Marianne Aiello, for HealthLeaders Media, March 3, 2010

A successful Web site redesign is not an easy feat to pull off—something Temple University Hospital knows all too well. The process involves extensive (and often frustrating) researching, strategizing, and testing. These tribulations paid off for Temple, which won a platinum award in the direct-to-consumer category at the 2009 HealthLeaders Media Marketing Awards.

Temple felt its previous Web site was outdated in design, content, and functionality. At the start of the redesign process, marketers researched user behavior, analyzed competing sites, and developed best practices.

"In terms of strategic approach, the Internet was viewed as a provider selection channel, not just a communications channel," Temple wrote on their entry submission form. "Both in terms of content and design, the new Web site was developed to emphasize program and physician capabilities, and facilitate online appointment requests."

Hospital marketers also paid special attention to search engine optimization in order to attract prospective patients who search for related content on Google and other search engines. They then worked to fill the site with content.

"In order to connect with prospective patients and showcase the services and expertise provided at Temple University Hospital, the new Web site offers robust content, including streaming videos featuring patient testimonials, doctors in action, and vitual tours of hospital facilities and programs," they wrote. Other updates included a new internal search engine, a News Line with service line-specific news items, and an updated application that allows patients to submit requests for appointments with physicians 24/7."

Temple's meticulous work paid off after the site launched and email appointment requests jumped 20% with no additional marketing. And the results didn't trail off—seven of the following nine months had the highest volume of Web-based appointment requests in the hospital's history.

Soon after the new site launched, Temple began a pay-per-click campaign, which, along with SEO efforts, resulted in a lower cost per new patient appointment than from other marketing efforts, and a very high payer mix.

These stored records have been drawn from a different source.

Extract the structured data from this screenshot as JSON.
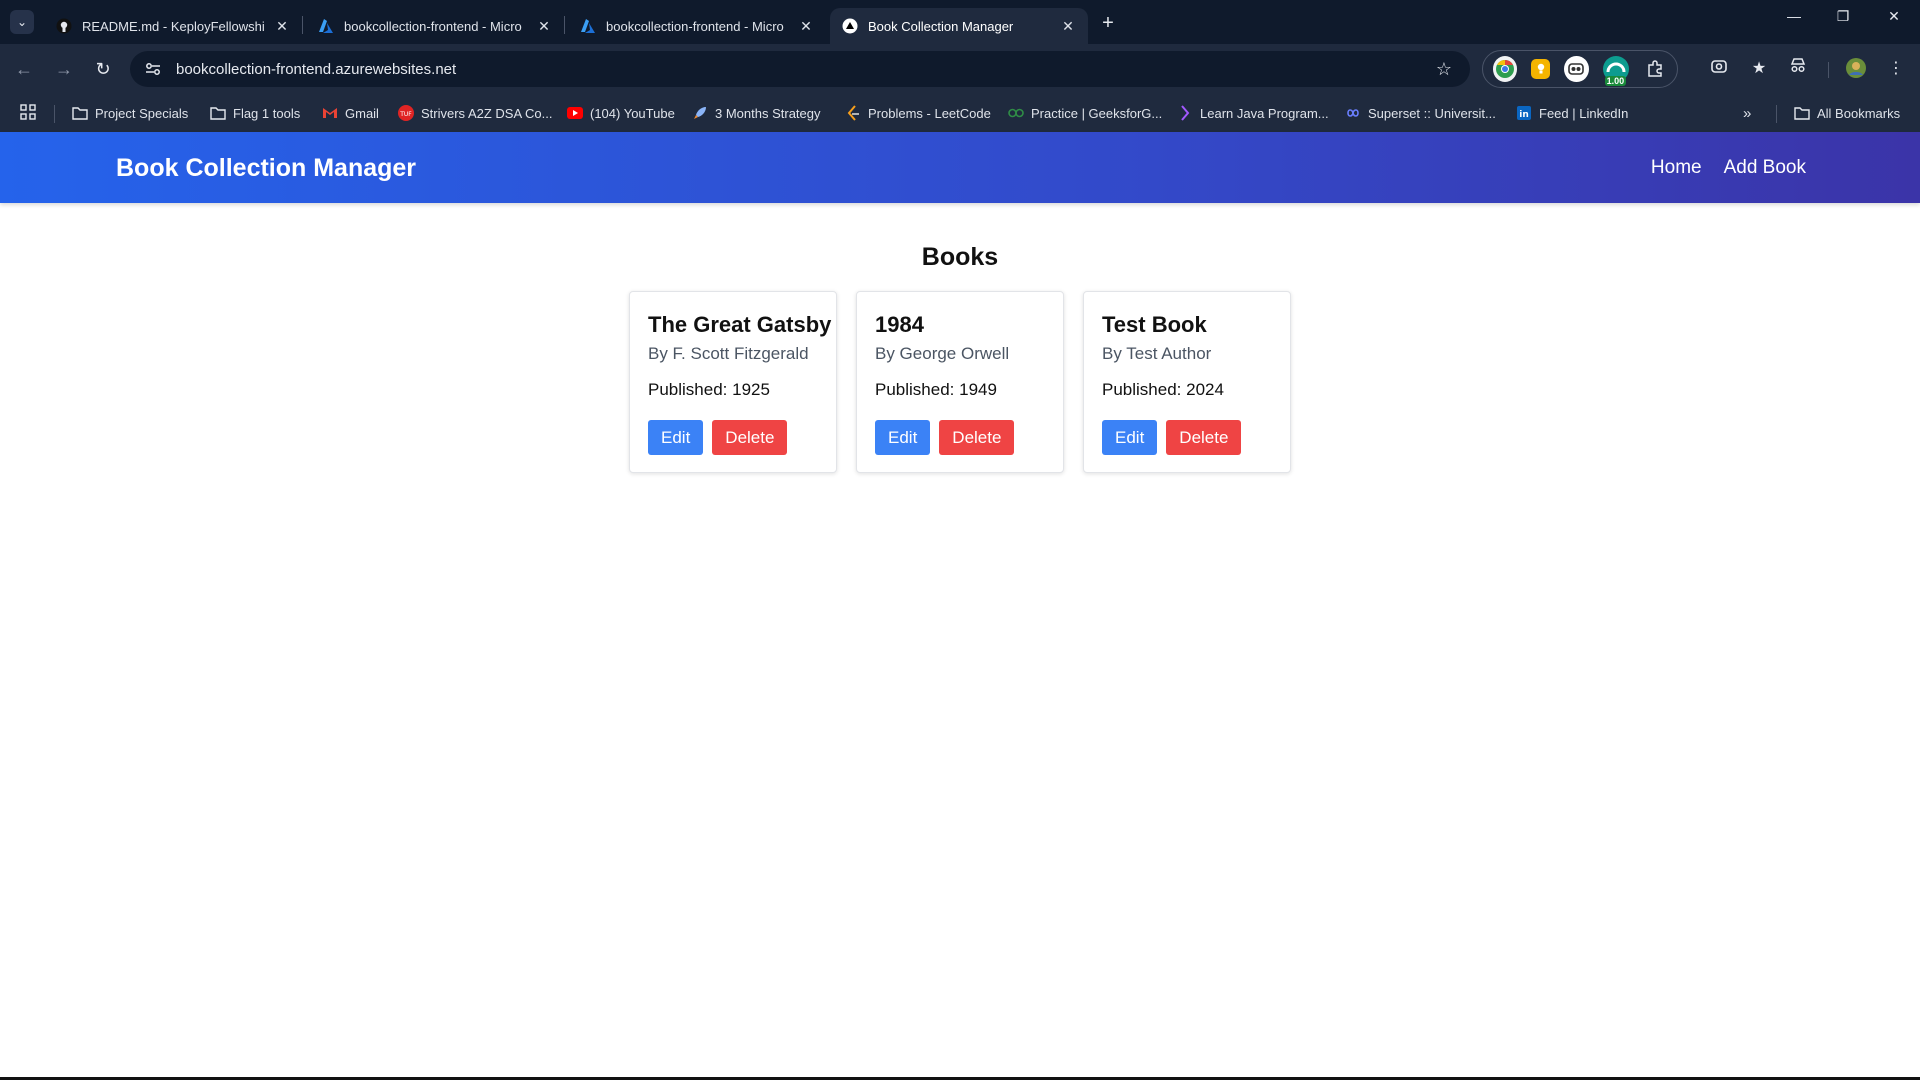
{
  "browser": {
    "tabs": [
      {
        "title": "README.md - KeployFellowship",
        "icon": "github-icon",
        "active": false
      },
      {
        "title": "bookcollection-frontend - Micro",
        "icon": "azure-icon",
        "active": false
      },
      {
        "title": "bookcollection-frontend - Micro",
        "icon": "azure-icon",
        "active": false
      },
      {
        "title": "Book Collection Manager",
        "icon": "vercel-icon",
        "active": true
      }
    ],
    "url": "bookcollection-frontend.azurewebsites.net",
    "extension_badge": "1.00",
    "bookmarks": [
      {
        "label": "Project Specials",
        "icon": "folder-icon"
      },
      {
        "label": "Flag 1 tools",
        "icon": "folder-icon"
      },
      {
        "label": "Gmail",
        "icon": "gmail-icon"
      },
      {
        "label": "Strivers A2Z DSA Co...",
        "icon": "tuf-icon"
      },
      {
        "label": "(104) YouTube",
        "icon": "youtube-icon"
      },
      {
        "label": "3 Months Strategy",
        "icon": "rocket-icon"
      },
      {
        "label": "Problems - LeetCode",
        "icon": "leetcode-icon"
      },
      {
        "label": "Practice | GeeksforG...",
        "icon": "gfg-icon"
      },
      {
        "label": "Learn Java Program...",
        "icon": "java-icon"
      },
      {
        "label": "Superset :: Universit...",
        "icon": "superset-icon"
      },
      {
        "label": "Feed | LinkedIn",
        "icon": "linkedin-icon"
      }
    ],
    "all_bookmarks": "All Bookmarks"
  },
  "app": {
    "title": "Book Collection Manager",
    "nav": {
      "home": "Home",
      "add_book": "Add Book"
    },
    "heading": "Books",
    "books": [
      {
        "title": "The Great Gatsby",
        "author": "By F. Scott Fitzgerald",
        "published": "Published: 1925",
        "edit": "Edit",
        "delete": "Delete"
      },
      {
        "title": "1984",
        "author": "By George Orwell",
        "published": "Published: 1949",
        "edit": "Edit",
        "delete": "Delete"
      },
      {
        "title": "Test Book",
        "author": "By Test Author",
        "published": "Published: 2024",
        "edit": "Edit",
        "delete": "Delete"
      }
    ]
  },
  "colors": {
    "header_start": "#2563eb",
    "header_end": "#3b34a8",
    "edit_button": "#3b82f6",
    "delete_button": "#ef4444"
  }
}
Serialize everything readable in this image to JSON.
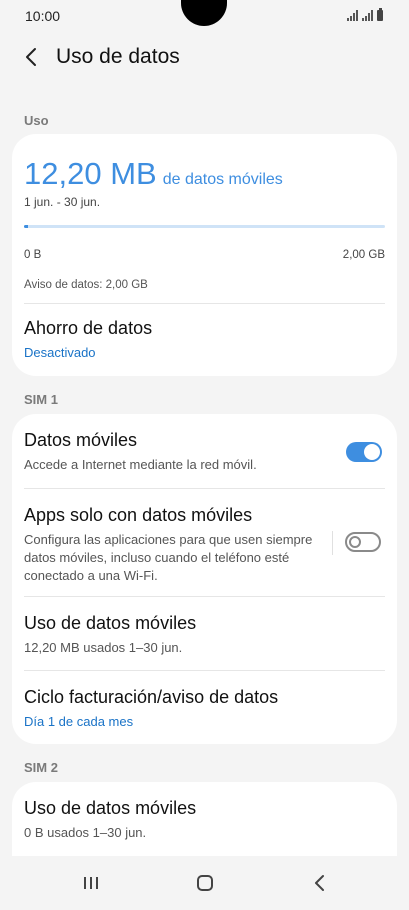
{
  "status_bar": {
    "time": "10:00"
  },
  "app_bar": {
    "title": "Uso de datos"
  },
  "uso": {
    "section_label": "Uso",
    "amount": "12,20 MB",
    "amount_suffix": "de datos móviles",
    "period": "1 jun. - 30 jun.",
    "progress_fraction": 0.006,
    "axis_min": "0 B",
    "axis_max": "2,00 GB",
    "warning": "Aviso de datos: 2,00 GB",
    "saver_title": "Ahorro de datos",
    "saver_status": "Desactivado"
  },
  "sim1": {
    "section_label": "SIM 1",
    "mobile_data_title": "Datos móviles",
    "mobile_data_sub": "Accede a Internet mediante la red móvil.",
    "mobile_data_on": true,
    "apps_only_title": "Apps solo con datos móviles",
    "apps_only_sub": "Configura las aplicaciones para que usen siempre datos móviles, incluso cuando el teléfono esté conectado a una Wi-Fi.",
    "apps_only_on": false,
    "usage_title": "Uso de datos móviles",
    "usage_sub": "12,20 MB usados 1–30 jun.",
    "billing_title": "Ciclo facturación/aviso de datos",
    "billing_sub": "Día 1 de cada mes"
  },
  "sim2": {
    "section_label": "SIM 2",
    "usage_title": "Uso de datos móviles",
    "usage_sub": "0 B usados 1–30 jun."
  },
  "colors": {
    "accent": "#3e8ee0",
    "link": "#1a73c7",
    "background": "#f4f4f4"
  },
  "icons": {
    "back": "chevron-left-icon",
    "recents": "recent-apps-icon",
    "home": "home-icon",
    "nav_back": "nav-back-icon"
  }
}
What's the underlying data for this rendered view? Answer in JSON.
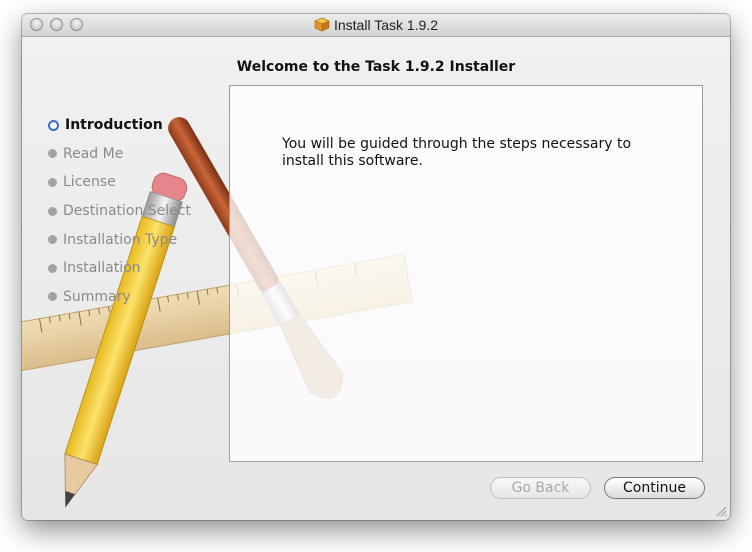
{
  "window": {
    "title": "Install Task 1.9.2",
    "title_icon": "package-icon"
  },
  "header": {
    "heading": "Welcome to the Task 1.9.2 Installer"
  },
  "sidebar": {
    "steps": [
      {
        "label": "Introduction",
        "active": true
      },
      {
        "label": "Read Me",
        "active": false
      },
      {
        "label": "License",
        "active": false
      },
      {
        "label": "Destination Select",
        "active": false
      },
      {
        "label": "Installation Type",
        "active": false
      },
      {
        "label": "Installation",
        "active": false
      },
      {
        "label": "Summary",
        "active": false
      }
    ]
  },
  "main": {
    "body_text": "You will be guided through the steps necessary to install this software."
  },
  "buttons": {
    "back_label": "Go Back",
    "continue_label": "Continue"
  },
  "colors": {
    "accent": "#3b6fce",
    "window_bg": "#e8e8e8"
  }
}
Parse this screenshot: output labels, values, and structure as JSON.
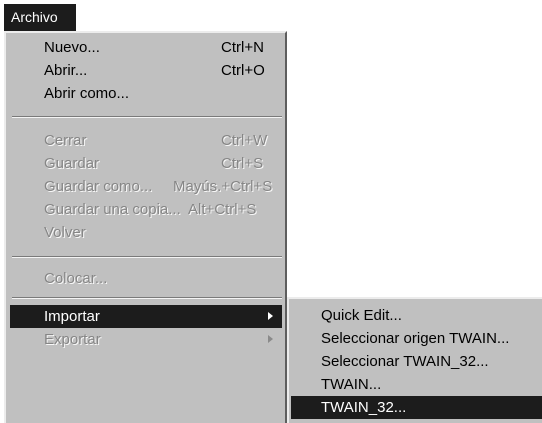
{
  "menubar": {
    "archivo": "Archivo"
  },
  "menu": {
    "nuevo": {
      "label": "Nuevo...",
      "shortcut": "Ctrl+N"
    },
    "abrir": {
      "label": "Abrir...",
      "shortcut": "Ctrl+O"
    },
    "abrir_como": {
      "label": "Abrir como..."
    },
    "cerrar": {
      "label": "Cerrar",
      "shortcut": "Ctrl+W"
    },
    "guardar": {
      "label": "Guardar",
      "shortcut": "Ctrl+S"
    },
    "guardar_como": {
      "label": "Guardar como...",
      "shortcut": "Mayús.+Ctrl+S"
    },
    "guardar_copia": {
      "label": "Guardar una copia...",
      "shortcut": "Alt+Ctrl+S"
    },
    "volver": {
      "label": "Volver"
    },
    "colocar": {
      "label": "Colocar..."
    },
    "importar": {
      "label": "Importar"
    },
    "exportar": {
      "label": "Exportar"
    }
  },
  "submenu": {
    "items": [
      "Quick Edit...",
      "Seleccionar origen TWAIN...",
      "Seleccionar TWAIN_32...",
      "TWAIN...",
      "TWAIN_32..."
    ]
  },
  "colors": {
    "menu_bg": "#c0c0c0",
    "highlight": "#1c1c1c",
    "disabled": "#868686"
  }
}
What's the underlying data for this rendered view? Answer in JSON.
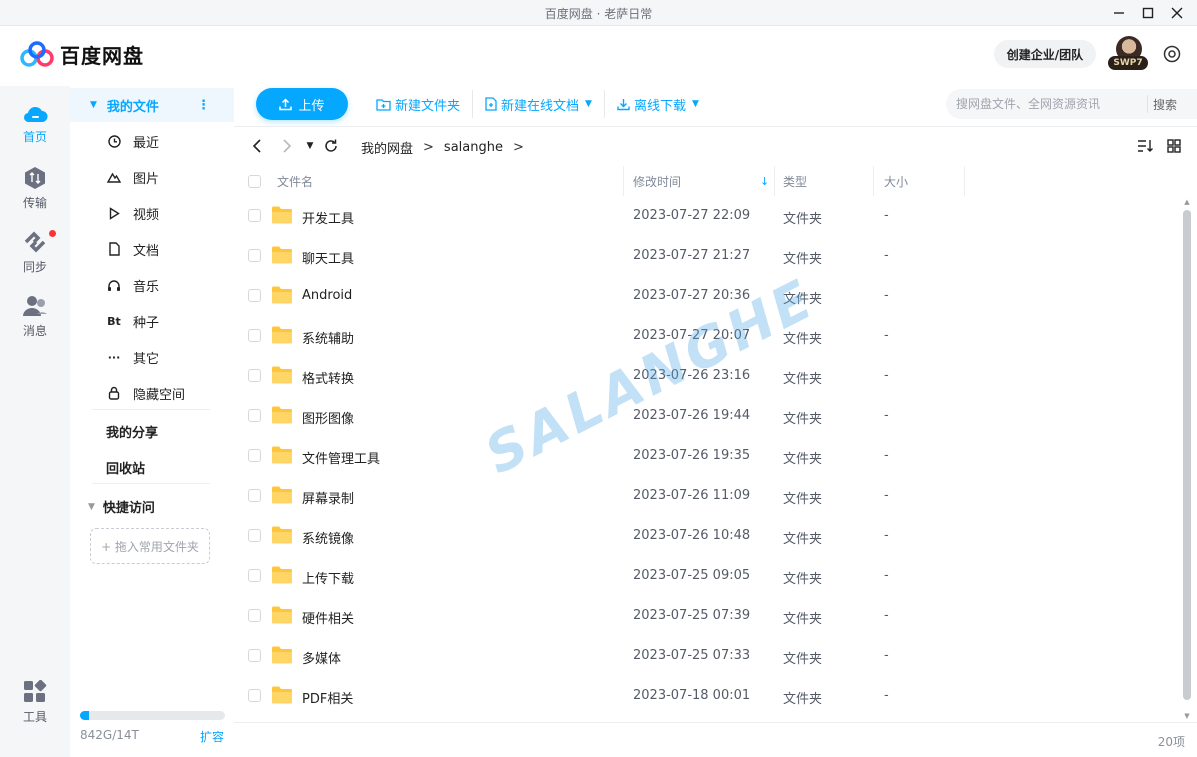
{
  "window": {
    "title": "百度网盘 · 老萨日常"
  },
  "app": {
    "name": "百度网盘"
  },
  "header": {
    "team_button": "创建企业/团队",
    "user_tag": "SWP7"
  },
  "left_nav": [
    {
      "label": "首页",
      "icon": "cloud-icon"
    },
    {
      "label": "传输",
      "icon": "transfer-icon"
    },
    {
      "label": "同步",
      "icon": "sync-icon"
    },
    {
      "label": "消息",
      "icon": "message-icon"
    },
    {
      "label": "工具",
      "icon": "tools-icon"
    }
  ],
  "sidebar": {
    "my_files": "我的文件",
    "items": [
      {
        "label": "最近",
        "icon": "clock-icon"
      },
      {
        "label": "图片",
        "icon": "mountain-icon"
      },
      {
        "label": "视频",
        "icon": "play-icon"
      },
      {
        "label": "文档",
        "icon": "document-icon"
      },
      {
        "label": "音乐",
        "icon": "headphones-icon"
      },
      {
        "label": "种子",
        "icon": "bt-icon",
        "glyph": "Bt"
      },
      {
        "label": "其它",
        "icon": "dots-icon",
        "glyph": "···"
      },
      {
        "label": "隐藏空间",
        "icon": "lock-icon"
      }
    ],
    "my_share": "我的分享",
    "recycle": "回收站",
    "quick_access": "快捷访问",
    "drop_hint": "+ 拖入常用文件夹",
    "storage_used": 0.06,
    "storage_text": "842G/14T",
    "expand": "扩容"
  },
  "toolbar": {
    "upload": "上传",
    "new_folder": "新建文件夹",
    "new_online_doc": "新建在线文档",
    "offline_download": "离线下载",
    "search_placeholder": "搜网盘文件、全网资源资讯",
    "search_button": "搜索"
  },
  "breadcrumb": {
    "root": "我的网盘",
    "current": "salanghe"
  },
  "table": {
    "headers": {
      "name": "文件名",
      "modified": "修改时间",
      "type": "类型",
      "size": "大小"
    },
    "rows": [
      {
        "name": "开发工具",
        "modified": "2023-07-27 22:09",
        "type": "文件夹",
        "size": "-"
      },
      {
        "name": "聊天工具",
        "modified": "2023-07-27 21:27",
        "type": "文件夹",
        "size": "-"
      },
      {
        "name": "Android",
        "modified": "2023-07-27 20:36",
        "type": "文件夹",
        "size": "-"
      },
      {
        "name": "系统辅助",
        "modified": "2023-07-27 20:07",
        "type": "文件夹",
        "size": "-"
      },
      {
        "name": "格式转换",
        "modified": "2023-07-26 23:16",
        "type": "文件夹",
        "size": "-"
      },
      {
        "name": "图形图像",
        "modified": "2023-07-26 19:44",
        "type": "文件夹",
        "size": "-"
      },
      {
        "name": "文件管理工具",
        "modified": "2023-07-26 19:35",
        "type": "文件夹",
        "size": "-"
      },
      {
        "name": "屏幕录制",
        "modified": "2023-07-26 11:09",
        "type": "文件夹",
        "size": "-"
      },
      {
        "name": "系统镜像",
        "modified": "2023-07-26 10:48",
        "type": "文件夹",
        "size": "-"
      },
      {
        "name": "上传下载",
        "modified": "2023-07-25 09:05",
        "type": "文件夹",
        "size": "-"
      },
      {
        "name": "硬件相关",
        "modified": "2023-07-25 07:39",
        "type": "文件夹",
        "size": "-"
      },
      {
        "name": "多媒体",
        "modified": "2023-07-25 07:33",
        "type": "文件夹",
        "size": "-"
      },
      {
        "name": "PDF相关",
        "modified": "2023-07-18 00:01",
        "type": "文件夹",
        "size": "-"
      }
    ]
  },
  "footer": {
    "count": "20项"
  },
  "watermark": "SALANGHE",
  "colors": {
    "accent": "#06a7ff",
    "folder": "#ffc53d",
    "badge": "#ff3333"
  }
}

"The improved look and successful results of the Web site have demonstrated to the Temple University Health System organization the importance of funding Web-based marketing initiatives," marketers wrote. "Medical staff and leadership of all Temple University health System entities are now eager to roll-out their own Web site overhauls."